The records that follow should be returned exactly, pictures excluded.

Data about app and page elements
━━━━━━━━━━━━━━━━━━━━━━━━━━━━━━

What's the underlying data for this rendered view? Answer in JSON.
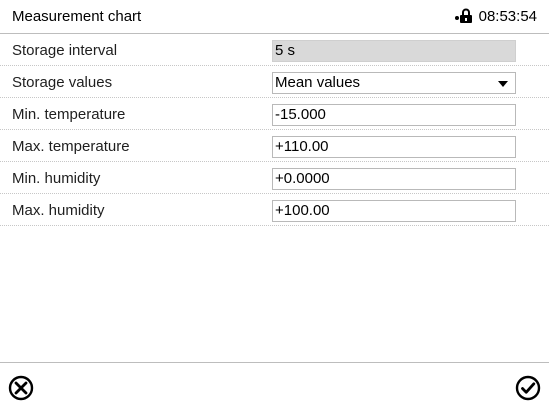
{
  "header": {
    "title": "Measurement chart",
    "time": "08:53:54",
    "lock_icon": "lock-icon"
  },
  "settings": [
    {
      "label": "Storage interval",
      "value": "5 s",
      "type": "readonly"
    },
    {
      "label": "Storage values",
      "value": "Mean values",
      "type": "select"
    },
    {
      "label": "Min. temperature",
      "value": "-15.000",
      "type": "input"
    },
    {
      "label": "Max. temperature",
      "value": "+110.00",
      "type": "input"
    },
    {
      "label": "Min. humidity",
      "value": "+0.0000",
      "type": "input"
    },
    {
      "label": "Max. humidity",
      "value": "+100.00",
      "type": "input"
    }
  ],
  "footer": {
    "cancel_icon": "close-circle-icon",
    "confirm_icon": "check-circle-icon"
  },
  "colors": {
    "readonly_field": "#d9d9d9",
    "field_border": "#b9b9b9",
    "divider": "#bdbdbd"
  }
}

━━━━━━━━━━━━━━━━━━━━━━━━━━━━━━

Answer for the task
What's the underlying data for this rendered view? Answer in JSON.
{
  "header": {
    "title": "Measurement chart",
    "time": "08:53:54",
    "lock_icon": "lock-icon"
  },
  "settings": [
    {
      "label": "Storage interval",
      "value": "5 s",
      "type": "readonly"
    },
    {
      "label": "Storage values",
      "value": "Mean values",
      "type": "select"
    },
    {
      "label": "Min. temperature",
      "value": "-15.000",
      "type": "input"
    },
    {
      "label": "Max. temperature",
      "value": "+110.00",
      "type": "input"
    },
    {
      "label": "Min. humidity",
      "value": "+0.0000",
      "type": "input"
    },
    {
      "label": "Max. humidity",
      "value": "+100.00",
      "type": "input"
    }
  ],
  "footer": {
    "cancel_icon": "close-circle-icon",
    "confirm_icon": "check-circle-icon"
  },
  "colors": {
    "readonly_field": "#d9d9d9",
    "field_border": "#b9b9b9",
    "divider": "#bdbdbd"
  }
}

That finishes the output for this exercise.